    Progress to improve the treatment of women in our industry lags far behind improvements made in other industries (such as providing diversity training, extensive maternity leave, flexible PTO or clear paths to advancement), which makes construction less attractive, even to women who are interested and capable. Is there sexism and gender discrimination in other fields? Of course. I have a lot of powerful, successful friends that have shared stories, but most are tame in comparison to my experiences. During my early years, I thought it was a badge of honor to be “one of the boys,” to allow comments to bounce off my thick skin but, looking back, I wish I had spoken up more. I think people that know me will be surprised that I feel this way.
  3. Trust Us: I think that the same thing happens in construction as it does in engineering: even when we attract women, they leave to pursue other fields. Why is that? Most studies say that the main issue is the differentiation between the projects assigned to men versus women, or in other words, the amount of trust given to men far exceeds that of their female counterparts. Smart, capable women want interesting, meaningful projects. If they can’t find them in this industry, they have the mobility to take their skills elsewhere. This isn’t just a problem for the percentage of women in the industry; it means the overall talent pool for construction is materially diminished.

W&C: Last words?

At the airport recently, a very nice man saw my hard hat (because as you know they don’t pack well) and asked me, “Do you have a job that requires you to wear a hard hat?” Anyone that knows me knows that it took restraint to simply say, “Yes, sir,” to which he responded, “Good for you!” I simply nodded as his lovely wife looked at me apologetically. If it’s such an uncommon sight that strangers feel compelled to comment on it, the need for greater representation and diversity seems pretty clear to me.

I love what I do. I love my field and almost all of the people I’ve worked with. Although there are some crazy stories I could tell (buy me a drink next time you see me and I may tell you), my experience as a whole is extremely positive.

I would love to attract more and more women into construction and it’s very easy to write down all my ideas.

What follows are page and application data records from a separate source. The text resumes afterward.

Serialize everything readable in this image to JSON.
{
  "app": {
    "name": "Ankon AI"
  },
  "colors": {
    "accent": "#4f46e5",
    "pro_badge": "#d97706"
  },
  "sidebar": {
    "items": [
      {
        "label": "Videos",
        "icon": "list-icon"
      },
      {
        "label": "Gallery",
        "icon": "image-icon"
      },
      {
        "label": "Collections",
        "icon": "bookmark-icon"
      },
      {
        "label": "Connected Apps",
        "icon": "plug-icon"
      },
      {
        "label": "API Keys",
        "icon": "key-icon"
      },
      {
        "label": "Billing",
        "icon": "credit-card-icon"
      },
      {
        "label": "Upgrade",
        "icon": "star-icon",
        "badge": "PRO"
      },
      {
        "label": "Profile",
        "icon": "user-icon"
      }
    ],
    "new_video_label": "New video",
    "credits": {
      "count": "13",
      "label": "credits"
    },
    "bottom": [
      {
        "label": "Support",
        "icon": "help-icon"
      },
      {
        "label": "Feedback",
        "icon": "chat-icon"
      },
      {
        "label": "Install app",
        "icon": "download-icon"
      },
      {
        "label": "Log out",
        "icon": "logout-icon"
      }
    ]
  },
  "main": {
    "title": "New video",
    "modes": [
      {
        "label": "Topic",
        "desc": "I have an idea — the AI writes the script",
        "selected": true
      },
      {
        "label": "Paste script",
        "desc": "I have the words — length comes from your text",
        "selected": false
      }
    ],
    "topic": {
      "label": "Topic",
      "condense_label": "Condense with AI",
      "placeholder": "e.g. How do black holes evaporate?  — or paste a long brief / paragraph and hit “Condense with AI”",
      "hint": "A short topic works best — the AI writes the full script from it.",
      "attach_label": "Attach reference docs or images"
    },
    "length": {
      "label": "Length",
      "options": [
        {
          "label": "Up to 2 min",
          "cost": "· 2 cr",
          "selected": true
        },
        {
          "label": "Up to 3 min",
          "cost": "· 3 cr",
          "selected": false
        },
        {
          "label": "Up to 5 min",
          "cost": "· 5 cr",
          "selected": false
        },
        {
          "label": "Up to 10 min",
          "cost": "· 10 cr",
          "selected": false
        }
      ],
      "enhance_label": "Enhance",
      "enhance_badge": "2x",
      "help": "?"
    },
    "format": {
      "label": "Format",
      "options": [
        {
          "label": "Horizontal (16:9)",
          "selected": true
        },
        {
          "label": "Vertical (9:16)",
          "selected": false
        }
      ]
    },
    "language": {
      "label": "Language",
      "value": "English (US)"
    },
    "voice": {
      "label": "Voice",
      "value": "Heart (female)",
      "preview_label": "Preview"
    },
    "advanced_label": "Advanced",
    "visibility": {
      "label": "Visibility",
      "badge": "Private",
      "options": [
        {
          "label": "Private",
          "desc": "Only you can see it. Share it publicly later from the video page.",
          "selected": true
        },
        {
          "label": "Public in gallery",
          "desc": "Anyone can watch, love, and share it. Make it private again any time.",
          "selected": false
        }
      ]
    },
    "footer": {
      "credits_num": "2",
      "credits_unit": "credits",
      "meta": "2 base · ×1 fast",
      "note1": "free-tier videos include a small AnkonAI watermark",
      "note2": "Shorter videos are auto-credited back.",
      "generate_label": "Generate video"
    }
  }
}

There are hundreds of this exact type of article out there, but how do we get that started?

I think it just starts small with you and me and our companies. There doesn’t have to be an industry shift for companies to change — just change.